treesOn the other side of this creek bed is an area of cedars and Spanish Oaks.

deerblindAt the edge of a field backed up to Live Oaks is a hunter’s blind.  This is Texas, after all.

tankThis is the largest pond or tank we have.  The water is the lowest we’ve seen it in 12 years since we bought the place.

deerlick2In an earlier post,, I showed pictures of old rusty salt licks that were used years ago.  This is an updated model made of polyurethane.

deerlickThe principal is the same.  Salty brine is poured into the large basin.  Then the cows lick this rotating wheel that picks up the salty mixture as it spins.

ladybugFocusing on the ground shows a surprising variation of plants and insects.

sweetwilliamEven in rocky caliche, sturdy Sweet William or Prairie Verbena (Verbena bipinnatifida) pops up before spring.

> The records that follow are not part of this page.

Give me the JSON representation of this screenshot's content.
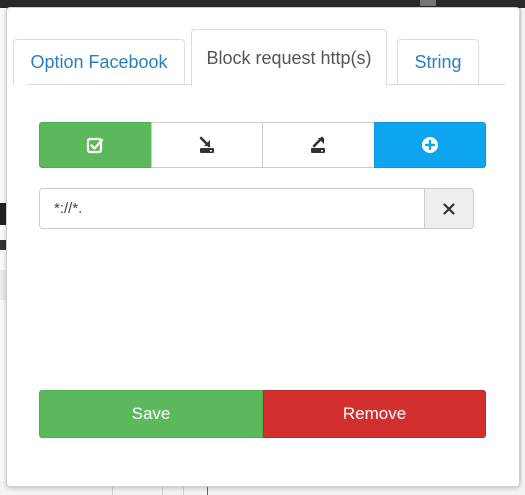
{
  "tabs": [
    {
      "label": "Option Facebook",
      "active": false
    },
    {
      "label": "Block request http(s)",
      "active": true
    },
    {
      "label": "String",
      "active": false
    }
  ],
  "toolbar": {
    "buttons": [
      {
        "icon": "check-square-icon",
        "color": "#5cb85c"
      },
      {
        "icon": "import-icon",
        "color": "#ffffff"
      },
      {
        "icon": "export-icon",
        "color": "#ffffff"
      },
      {
        "icon": "plus-circle-icon",
        "color": "#0ea5f0"
      }
    ]
  },
  "url_field": {
    "value": "*://*.",
    "clear_icon": "close-icon"
  },
  "actions": {
    "save_label": "Save",
    "remove_label": "Remove"
  },
  "colors": {
    "tab_link": "#2a7fbf",
    "tab_active_text": "#555555",
    "save": "#5cb85c",
    "remove": "#d22f2f",
    "add": "#0ea5f0"
  }
}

See Prairie Verbena post.

These pictures give a glimpse of the plain and the pretty.

“Joy is the feeling of grinning inside.”  Melba Colgrove

Last Hurrah of Autumn

This week our temperatures have been in the low 20’s and the highs in the 40’s.  So winter is officially here.  Of course, there is no guarantee that it won’t warm up again.  Still no moisture.

This picture was taken from a ridge on our property on one of the last warm days so far this month.  To the right of the road is a caliche pit.  The county crew dug it because we allowed them to use this caliche for county roads.

viewfromridge Most of the green in the dry fields is cacti, cedars, or Live Oaks.

treecactiPrickly Pear Cactus (Opuntia phaeacantha) can grow into large colonies that are 15 to 20 feet in diameter and several feet tall.  They are a nuisance but difficult to eradicate.  I have to admit that their flowers in the spring are a gorgeous sight.
cedarberThe Ashe Junipers are full of berries in late fall.  They are another problem because they suck so much water from the ground.  Many folks spend much time and effort pushing them up with a bulldozer – roots and all.

These berries account for the proliferation of these cedars, as they are known locally.  Birds love the berries and deposit their seeds over a large area.  So even though many are dug up, more new seedlings replace them.

Allergies to the pollen causes many people grief.

burrI’m really not sure what this prickly plant is.  It’s common for plants in arid climates to have this type of burr for survival.  They catch on animals’ fur and are carried to another spot to generate a new plant.

Update – a reader suggested it is a buffalo bur.

dry tankAt the end of a hot summer, a dry tank is a common sight.  This could be called a water hole.  But when they are dug by bulldozers, everyone in Texas refers to them as tanks.

Our drought has hit 65 days in a row with no rain.  I’m hoping we don’t hit a new high.

drywillowHere’s a native willow in a dry creek.

nestBird’s nest easily seen in a leafless tree.

oaktreeLive Oak and some cedars up close.

poisonoakPoison oak vine growing up a tree trunk is mixed in with other dead vines.

topilloIn the spring purple and white flowers with prominent yellow stamens will replace these yellow pods on the Trompillo (Solanum elaeagnifolium).  This is also known as Horse Nettle or Silverleaf Nightshade.  The pods last for months.

As a child, my sister and I gathered these and mixed them with other weeds to make what we called “chow-chow”.  I don’t even know if we had ever eaten that relish or not.  I think we just liked the name.  Do kids today do that kind of make-believe playing?  Does that question make me sound like an old fogey?  That’s just rhetorical.

“Don’t cry because it’s over.  Smile because it happened.”  Dr. Seuss